Last Updated Nov 26, 2019 at 9:26 am MST

An aerial view of Fort Chipewyan, Alta., on the border of Wood Buffalo National Park is shown on Monday, Sept. 19, 2011. THE CANADIAN PRESS/Jeff McIntosh

Preparation for the construction of the second and final phase of Fort Chipewyan’s solar farm is underway.

The second phase, which is owned by Three Nations Energy (3NE), will consist of 6,000 solar panels on top of 1,500 owned by ATCO.

Director of Strategic Advisory Services with the Athabasca First Nation, Jason Schulz said supplies will be transported to the community once the winter road is ready.

In terms of work being done, he said come spring 2020 the community can expect to see brush clearing and the start of construction.

ATCO, who owns phase one of the solar farm, will buy the electricity from 3NE for distribution.

Schulz, who is also the treasurer for 3NE, said that revenue will flow back to Athabasca Chipewyan First Nation, Mikisew Cree First Nation and Fort Chipewyan Local 125 – the three groups that form the company.

“About 10 per cent will be retained by Three Nations Energy for community initiatives around green energy or educational components around green energy or energy efficiency.”

The project will also create 40 local jobs during construction, plus contractor positions.

ATCO Strategic Project Manager Ryan Anderson outlined how they will collaborate with 3NE on the project.

“They contracted us to build and operate the solar farm providing them the capacity to do the engineering, procurement, construction, and commissioning of that solar farm they will own.”

Anderson added ATCO would operate the farm for about two years while providing training for local engineers.
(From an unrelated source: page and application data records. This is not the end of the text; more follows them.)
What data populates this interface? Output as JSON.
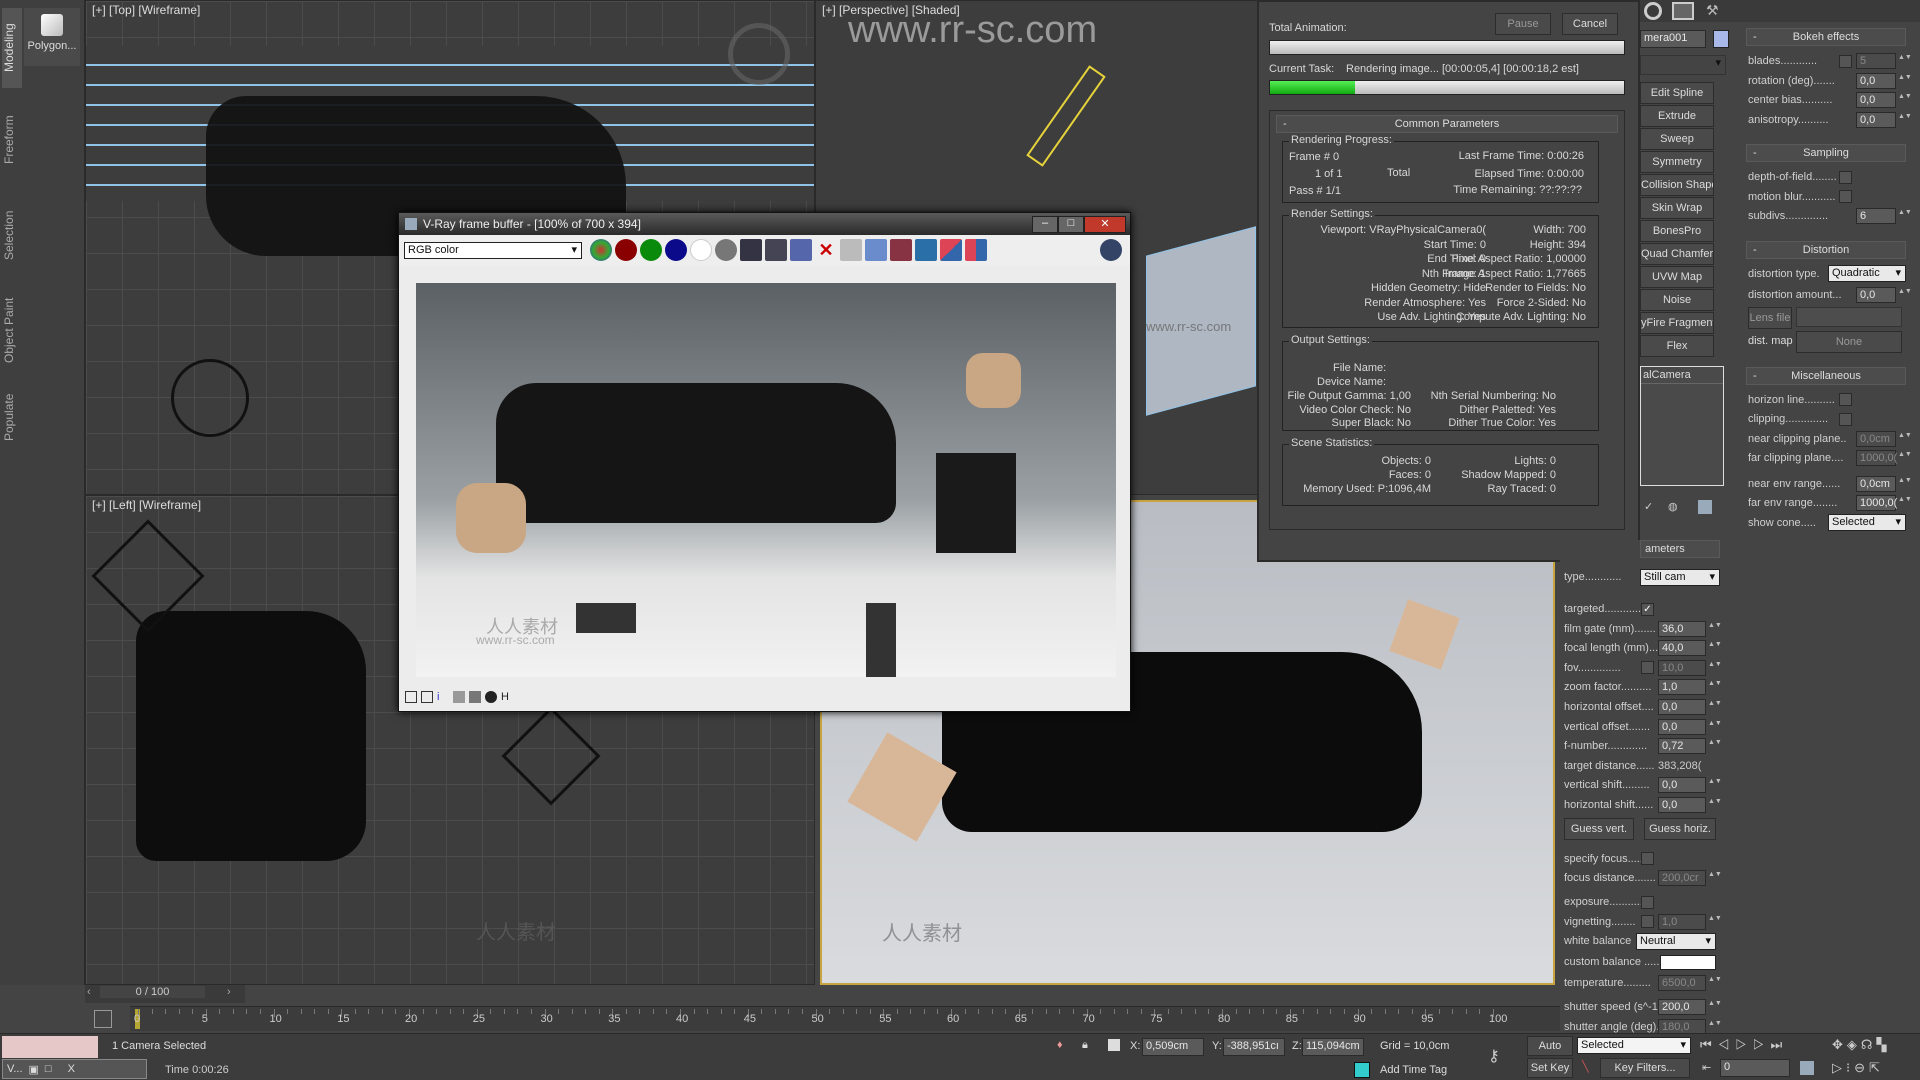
{
  "ribbon": {
    "tabs": [
      "Modeling",
      "Freeform",
      "Selection",
      "Object Paint",
      "Populate"
    ],
    "polygon_label": "Polygon..."
  },
  "viewports": {
    "top": "[+] [Top] [Wireframe]",
    "left": "[+] [Left] [Wireframe]",
    "perspective": "[+] [Perspective] [Shaded]",
    "watermark": "www.rr-sc.com",
    "watermark_small": "人人素材",
    "watermark_url": "www.rr-sc.com"
  },
  "render_dialog": {
    "total_animation": "Total Animation:",
    "pause": "Pause",
    "cancel": "Cancel",
    "current_task_label": "Current Task:",
    "current_task": "Rendering image... [00:00:05,4] [00:00:18,2 est]",
    "total_progress": 0,
    "task_progress": 24,
    "common_parameters": "Common Parameters",
    "rendering_progress": {
      "title": "Rendering Progress:",
      "frame": "Frame #  0",
      "of": "1 of 1",
      "total": "Total",
      "pass": "Pass #  1/1",
      "last_frame_time": "Last Frame Time:  0:00:26",
      "elapsed_time": "Elapsed Time:  0:00:00",
      "time_remaining": "Time Remaining: ??:??:??"
    },
    "render_settings": {
      "title": "Render Settings:",
      "left": [
        "Viewport: VRayPhysicalCamera0(",
        "Start Time: 0",
        "End Time: 0",
        "Nth Frame: 1",
        "Hidden Geometry: Hide",
        "Render Atmosphere: Yes",
        "Use Adv. Lighting: Yes"
      ],
      "right": [
        "Width: 700",
        "Height: 394",
        "Pixel Aspect Ratio: 1,00000",
        "Image Aspect Ratio: 1,77665",
        "Render to Fields: No",
        "Force 2-Sided: No",
        "Compute Adv. Lighting: No"
      ]
    },
    "output_settings": {
      "title": "Output Settings:",
      "file_name": "File Name:",
      "device_name": "Device Name:",
      "left": [
        "File Output Gamma: 1,00",
        "Video Color Check: No",
        "Super Black: No"
      ],
      "right": [
        "Nth Serial Numbering: No",
        "Dither Paletted: Yes",
        "Dither True Color: Yes"
      ]
    },
    "scene_statistics": {
      "title": "Scene Statistics:",
      "left": [
        "Objects: 0",
        "Faces: 0",
        "Memory Used: P:1096,4M"
      ],
      "right": [
        "Lights: 0",
        "Shadow Mapped: 0",
        "Ray Traced: 0"
      ]
    }
  },
  "vfb": {
    "title": "V-Ray frame buffer - [100% of 700 x 394]",
    "channel": "RGB color",
    "colors": {
      "red": "#8a0000",
      "green": "#0a8a0a",
      "blue": "#0a0a8a"
    }
  },
  "modifier_panel": {
    "object_name": "mera001",
    "object_color": "#a8b8e8",
    "buttons": [
      "Edit Spline",
      "Extrude",
      "Sweep",
      "Symmetry",
      "Collision Shape",
      "Skin Wrap",
      "BonesPro",
      "Quad Chamfer",
      "UVW Map",
      "Noise",
      "yFire Fragment",
      "Flex"
    ],
    "stack_item": "alCamera"
  },
  "camera_params": {
    "header": "ameters",
    "type_label": "type............",
    "type_value": "Still cam",
    "rows": [
      {
        "label": "targeted..............",
        "check": true
      },
      {
        "label": "film gate (mm).......",
        "value": "36,0"
      },
      {
        "label": "focal length (mm)....",
        "value": "40,0"
      },
      {
        "label": "fov..............",
        "check": false,
        "value": "10,0",
        "dim": true
      },
      {
        "label": "zoom factor..........",
        "value": "1,0"
      },
      {
        "label": "horizontal offset....",
        "value": "0,0"
      },
      {
        "label": "vertical offset.......",
        "value": "0,0"
      },
      {
        "label": "f-number.............",
        "value": "0,72"
      },
      {
        "label": "target distance......",
        "text": "383,208("
      },
      {
        "label": "vertical shift.........",
        "value": "0,0"
      },
      {
        "label": "horizontal shift......",
        "value": "0,0"
      }
    ],
    "guess_vert": "Guess vert.",
    "guess_horiz": "Guess horiz.",
    "rows2": [
      {
        "label": "specify focus........",
        "check": false
      },
      {
        "label": "focus distance.......",
        "value": "200,0cr",
        "dim": true
      },
      {
        "label": "exposure.............",
        "check": false
      },
      {
        "label": "vignetting........",
        "check": false,
        "value": "1,0",
        "dim": true
      }
    ],
    "white_balance_label": "white balance",
    "white_balance": "Neutral",
    "custom_balance": "custom balance .....",
    "rows3": [
      {
        "label": "temperature.........",
        "value": "6500,0",
        "dim": true
      },
      {
        "label": "shutter speed (s^-1",
        "value": "200,0"
      },
      {
        "label": "shutter angle (deg).",
        "value": "180,0",
        "dim": true
      }
    ]
  },
  "right_panel": {
    "bokeh": {
      "title": "Bokeh effects",
      "rows": [
        {
          "label": "blades............",
          "check": false,
          "value": "5",
          "dim": true
        },
        {
          "label": "rotation (deg).......",
          "value": "0,0"
        },
        {
          "label": "center bias..........",
          "value": "0,0"
        },
        {
          "label": "anisotropy..........",
          "value": "0,0"
        }
      ]
    },
    "sampling": {
      "title": "Sampling",
      "rows": [
        {
          "label": "depth-of-field........",
          "check": false
        },
        {
          "label": "motion blur...........",
          "check": false
        },
        {
          "label": "subdivs..............",
          "value": "6"
        }
      ]
    },
    "distortion": {
      "title": "Distortion",
      "type_label": "distortion type.",
      "type_value": "Quadratic",
      "amount_label": "distortion amount...",
      "amount": "0,0",
      "lens_file": "Lens file",
      "dist_map": "dist. map",
      "none": "None"
    },
    "misc": {
      "title": "Miscellaneous",
      "rows": [
        {
          "label": "horizon line..........",
          "check": false
        },
        {
          "label": "clipping..............",
          "check": false
        },
        {
          "label": "near clipping plane..",
          "value": "0,0cm",
          "dim": true
        },
        {
          "label": "far clipping plane....",
          "value": "1000,0(",
          "dim": true
        },
        {
          "label": "near env range......",
          "value": "0,0cm"
        },
        {
          "label": "far env range........",
          "value": "1000,0("
        }
      ],
      "show_cone_label": "show cone.....",
      "show_cone": "Selected"
    }
  },
  "timeline": {
    "frame_counter": "0 / 100",
    "ticks": [
      "0",
      "5",
      "10",
      "15",
      "20",
      "25",
      "30",
      "35",
      "40",
      "45",
      "50",
      "55",
      "60",
      "65",
      "70",
      "75",
      "80",
      "85",
      "90",
      "95",
      "100"
    ]
  },
  "status": {
    "selection": "1 Camera Selected",
    "time": "Time  0:00:26",
    "taskbar_item": "V...",
    "x_label": "X:",
    "x": "0,509cm",
    "y_label": "Y:",
    "y": "-388,951cı",
    "z_label": "Z:",
    "z": "115,094cm",
    "grid": "Grid = 10,0cm",
    "add_time_tag": "Add Time Tag",
    "auto_key": "Auto Key",
    "set_key": "Set Key",
    "key_mode": "Selected",
    "key_filters": "Key Filters...",
    "current_frame": "0"
  }
}
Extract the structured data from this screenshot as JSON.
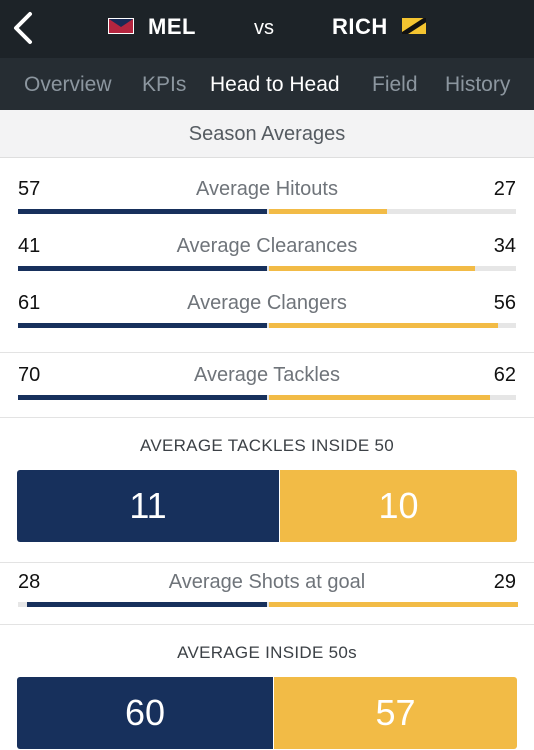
{
  "header": {
    "back_icon": "chevron-left-icon",
    "home_team": "MEL",
    "vs": "vs",
    "away_team": "RICH",
    "colors": {
      "home": "#17305c",
      "away": "#f2bb46",
      "topbar": "#1d2328"
    }
  },
  "tabs": [
    {
      "label": "Overview",
      "active": false
    },
    {
      "label": "KPIs",
      "active": false
    },
    {
      "label": "Head to Head",
      "active": true
    },
    {
      "label": "Field",
      "active": false
    },
    {
      "label": "History",
      "active": false
    }
  ],
  "section_title": "Season Averages",
  "stats": [
    {
      "label": "Average Hitouts",
      "home": "57",
      "away": "27"
    },
    {
      "label": "Average Clearances",
      "home": "41",
      "away": "34"
    },
    {
      "label": "Average Clangers",
      "home": "61",
      "away": "56"
    },
    {
      "label": "Average Tackles",
      "home": "70",
      "away": "62"
    },
    {
      "label": "Average Shots at goal",
      "home": "28",
      "away": "29"
    }
  ],
  "tackles_inside_50": {
    "title": "AVERAGE TACKLES INSIDE 50",
    "home": "11",
    "away": "10"
  },
  "inside_50s": {
    "title": "AVERAGE INSIDE 50s",
    "home": "60",
    "away": "57"
  }
}
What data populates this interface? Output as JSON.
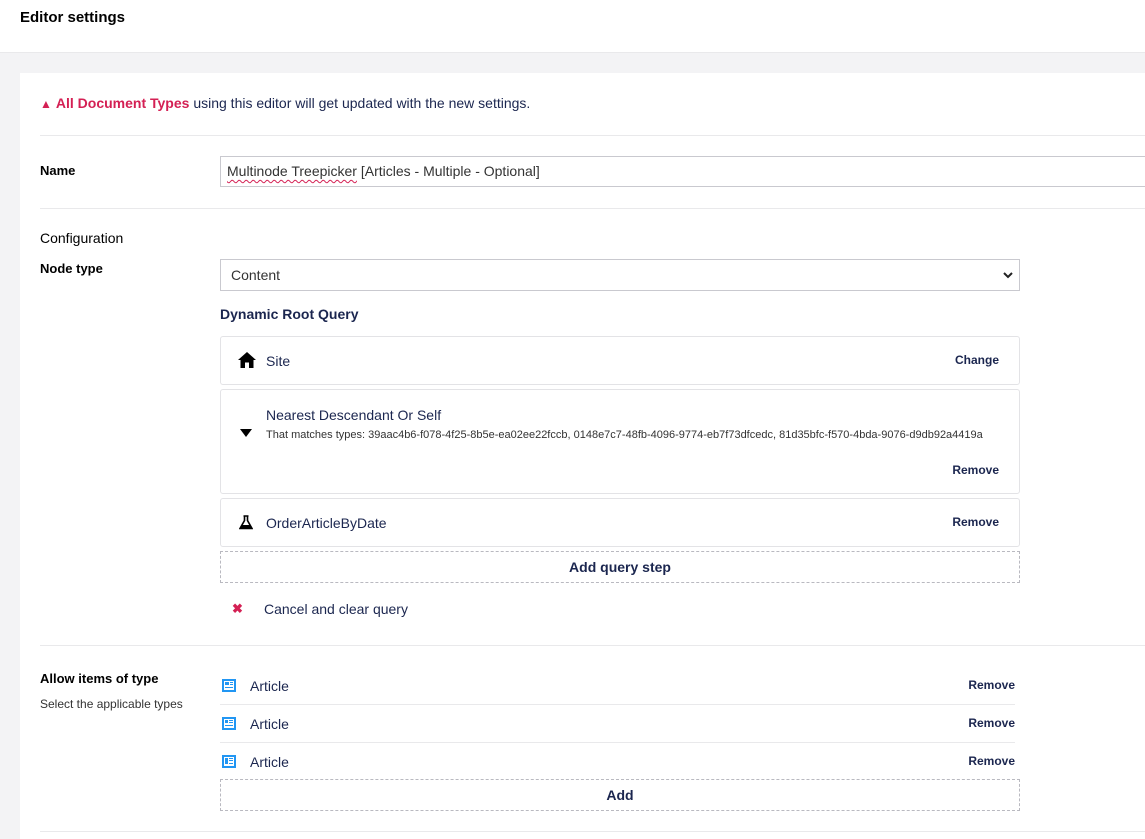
{
  "header": {
    "title": "Editor settings"
  },
  "warning": {
    "highlight": "All Document Types",
    "text": " using this editor will get updated with the new settings."
  },
  "name": {
    "label": "Name",
    "value_squiggle": "Multinode Treepicker",
    "value_rest": " [Articles - Multiple - Optional]"
  },
  "configuration": {
    "label": "Configuration",
    "node_type": {
      "label": "Node type",
      "selected": "Content"
    },
    "dynamic_root": {
      "heading": "Dynamic Root Query",
      "origin": {
        "icon": "home-icon",
        "title": "Site",
        "action": "Change"
      },
      "steps": [
        {
          "icon": "caret-down-icon",
          "title": "Nearest Descendant Or Self",
          "description": "That matches types: 39aac4b6-f078-4f25-8b5e-ea02ee22fccb, 0148e7c7-48fb-4096-9774-eb7f73dfcedc, 81d35bfc-f570-4bda-9076-d9db92a4419a",
          "action": "Remove"
        },
        {
          "icon": "flask-icon",
          "title": "OrderArticleByDate",
          "action": "Remove"
        }
      ],
      "add_step_label": "Add query step",
      "cancel_label": "Cancel and clear query"
    }
  },
  "allowed": {
    "label": "Allow items of type",
    "sublabel": "Select the applicable types",
    "items": [
      {
        "name": "Article",
        "action": "Remove",
        "icon": "document-type-icon"
      },
      {
        "name": "Article",
        "action": "Remove",
        "icon": "document-type-icon"
      },
      {
        "name": "Article",
        "action": "Remove",
        "icon": "document-type-icon"
      }
    ],
    "add_label": "Add"
  },
  "colors": {
    "accent": "#d42054",
    "text": "#1b264f",
    "icon_blue": "#2196f3"
  }
}
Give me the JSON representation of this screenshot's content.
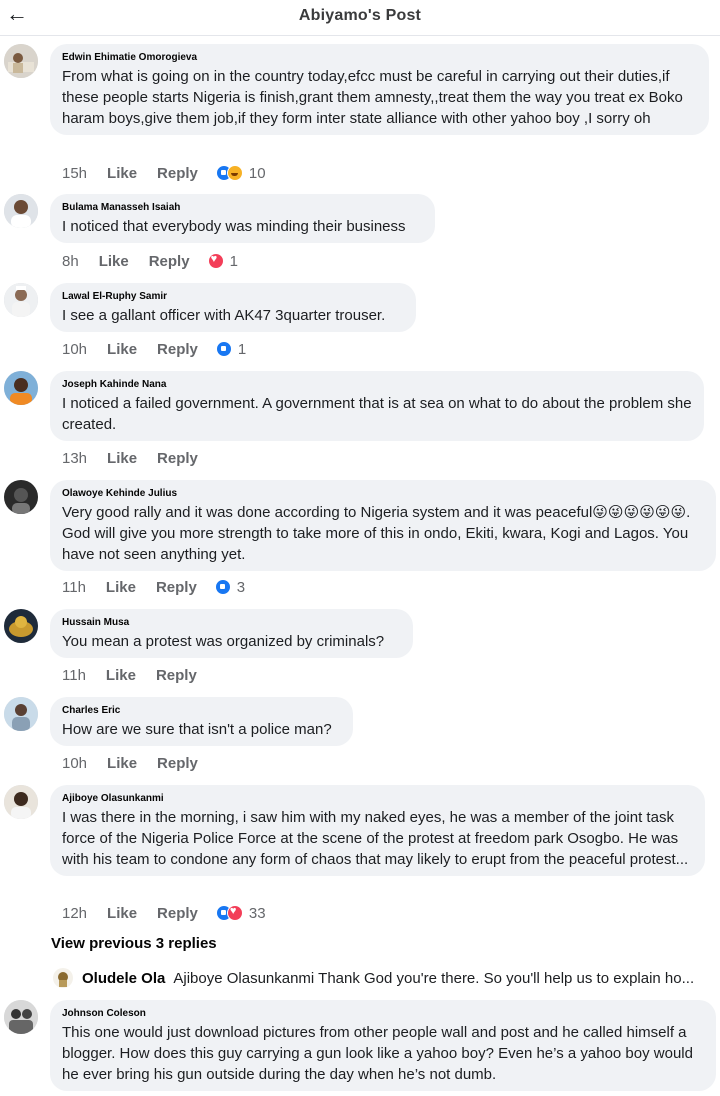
{
  "header": {
    "title": "Abiyamo's Post",
    "back_icon": "arrow-left-icon"
  },
  "action_labels": {
    "like": "Like",
    "reply": "Reply"
  },
  "comments": [
    {
      "author": "Edwin Ehimatie Omorogieva",
      "text": "From what is going on in the country today,efcc must be careful in carrying out their duties,if these people  starts Nigeria is finish,grant them amnesty,,treat them the way you treat ex Boko haram boys,give them job,if they form inter state alliance  with other yahoo boy ,I sorry oh",
      "time": "15h",
      "reactions": [
        "like",
        "haha"
      ],
      "reaction_count": "10"
    },
    {
      "author": "Bulama Manasseh Isaiah",
      "text": "I noticed that everybody was minding their business",
      "time": "8h",
      "reactions": [
        "love"
      ],
      "reaction_count": "1"
    },
    {
      "author": "Lawal El-Ruphy Samir",
      "text": "I see a gallant officer with AK47 3quarter trouser.",
      "time": "10h",
      "reactions": [
        "like"
      ],
      "reaction_count": "1"
    },
    {
      "author": "Joseph Kahinde Nana",
      "text": "I noticed a failed government. A government that is at sea on what to do about the problem she created.",
      "time": "13h",
      "reactions": [],
      "reaction_count": ""
    },
    {
      "author": "Olawoye Kehinde Julius",
      "text": "Very good rally and it was done according to Nigeria system and it was peaceful😜😜😜😜😜😜. God will give you more strength to take more of this in ondo, Ekiti, kwara, Kogi and Lagos. You have not seen anything yet.",
      "time": "11h",
      "reactions": [
        "like"
      ],
      "reaction_count": "3"
    },
    {
      "author": "Hussain Musa",
      "text": "You mean a protest was organized by criminals?",
      "time": "11h",
      "reactions": [],
      "reaction_count": ""
    },
    {
      "author": "Charles Eric",
      "text": "How are we sure that isn't a police man?",
      "time": "10h",
      "reactions": [],
      "reaction_count": ""
    },
    {
      "author": "Ajiboye Olasunkanmi",
      "text": "I was there in the morning, i saw him with my naked eyes, he was a member of the joint task force of the Nigeria Police Force at the scene of the protest at freedom park Osogbo. He was with his team to condone any form of chaos that may likely to erupt from the peaceful protest...",
      "time": "12h",
      "reactions": [
        "like",
        "love"
      ],
      "reaction_count": "33"
    },
    {
      "author": "Johnson Coleson",
      "text": "This one would just download pictures from other people wall and post and he called himself a blogger. How does this guy carrying a gun look like a yahoo boy? Even he’s a yahoo boy would he ever bring his gun outside during the day when he’s not dumb.",
      "time": "",
      "reactions": [],
      "reaction_count": ""
    }
  ],
  "view_previous": "View previous 3 replies",
  "reply_preview": {
    "author": "Oludele Ola",
    "text": "Ajiboye Olasunkanmi Thank God you're there. So you'll help us to explain ho..."
  }
}
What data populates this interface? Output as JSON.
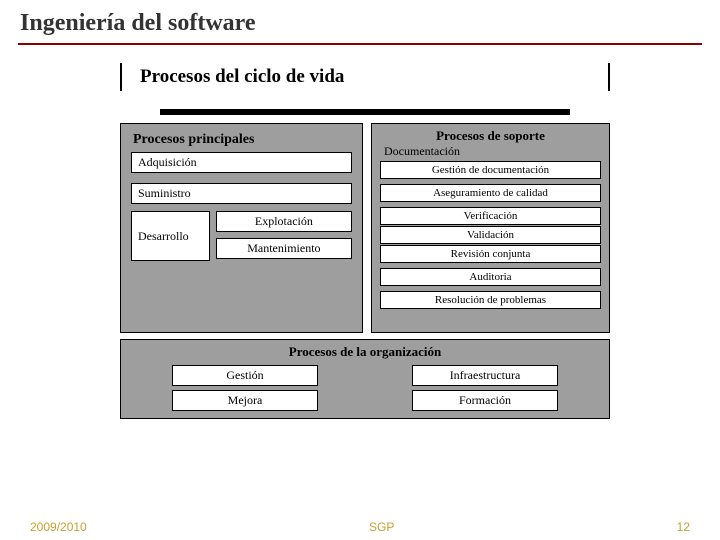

“The second phase will also have a battery component. There’s going to be a battery that will charge during the day, discharge during the evening, and add reliability to the system.”

It’s expected to reduce diesel usage in the community by around 25 per cent.

Anderson said that amounts to less diesel fuel burning by 650,000 litres per year, taking roughly 20 trucks off the road.

“That’s going to reduce about 1700 tonnes of carbon dioxide every year, reduce our greenhouse gas [emissions], and generate employment in the community.”

The $7.8 million dollar project has been fully funded through a collaboration between federal and provincial governments.